Start of Block

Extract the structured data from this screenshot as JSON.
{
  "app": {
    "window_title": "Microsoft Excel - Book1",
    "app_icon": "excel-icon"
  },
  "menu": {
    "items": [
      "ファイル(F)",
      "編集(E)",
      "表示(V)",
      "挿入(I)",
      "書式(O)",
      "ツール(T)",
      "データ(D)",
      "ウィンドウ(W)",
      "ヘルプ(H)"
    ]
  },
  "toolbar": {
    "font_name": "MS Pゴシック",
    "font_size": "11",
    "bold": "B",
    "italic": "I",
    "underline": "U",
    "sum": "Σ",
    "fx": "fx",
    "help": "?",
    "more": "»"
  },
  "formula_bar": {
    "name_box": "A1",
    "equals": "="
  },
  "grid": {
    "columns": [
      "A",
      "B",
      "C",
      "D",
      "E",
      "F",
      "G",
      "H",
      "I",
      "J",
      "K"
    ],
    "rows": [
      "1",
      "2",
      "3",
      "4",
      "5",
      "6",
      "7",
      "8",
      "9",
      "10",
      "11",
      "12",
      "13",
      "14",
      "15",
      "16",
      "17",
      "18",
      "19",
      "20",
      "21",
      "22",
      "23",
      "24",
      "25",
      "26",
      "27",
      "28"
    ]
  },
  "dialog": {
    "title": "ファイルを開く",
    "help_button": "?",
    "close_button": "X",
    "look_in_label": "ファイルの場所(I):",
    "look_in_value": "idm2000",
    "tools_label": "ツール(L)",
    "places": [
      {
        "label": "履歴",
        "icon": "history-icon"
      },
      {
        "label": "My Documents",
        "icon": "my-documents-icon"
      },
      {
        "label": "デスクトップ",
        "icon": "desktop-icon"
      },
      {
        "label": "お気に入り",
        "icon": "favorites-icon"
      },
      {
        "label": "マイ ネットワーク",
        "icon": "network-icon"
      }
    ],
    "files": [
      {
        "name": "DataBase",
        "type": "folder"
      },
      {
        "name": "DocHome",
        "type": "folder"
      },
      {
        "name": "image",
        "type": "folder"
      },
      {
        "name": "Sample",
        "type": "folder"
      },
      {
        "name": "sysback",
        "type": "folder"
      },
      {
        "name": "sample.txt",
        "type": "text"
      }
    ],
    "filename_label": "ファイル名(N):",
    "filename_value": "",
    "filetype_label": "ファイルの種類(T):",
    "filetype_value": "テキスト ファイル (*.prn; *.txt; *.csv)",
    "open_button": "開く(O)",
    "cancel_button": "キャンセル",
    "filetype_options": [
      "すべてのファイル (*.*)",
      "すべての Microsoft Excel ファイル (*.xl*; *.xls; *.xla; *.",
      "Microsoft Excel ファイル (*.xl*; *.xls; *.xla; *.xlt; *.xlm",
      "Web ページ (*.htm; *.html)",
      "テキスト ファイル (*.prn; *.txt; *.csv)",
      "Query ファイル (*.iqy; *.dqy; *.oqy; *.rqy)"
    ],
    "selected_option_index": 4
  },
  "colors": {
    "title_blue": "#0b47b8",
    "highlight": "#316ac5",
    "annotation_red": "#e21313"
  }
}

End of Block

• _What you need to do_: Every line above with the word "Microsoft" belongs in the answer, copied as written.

• _Solution for this exercise_:
    "window_title": "Microsoft Excel - Book1",
      "すべての Microsoft Excel ファイル (*.xl*; *.xls; *.xla; *.",
      "Microsoft Excel ファイル (*.xl*; *.xls; *.xla; *.xlt; *.xlm",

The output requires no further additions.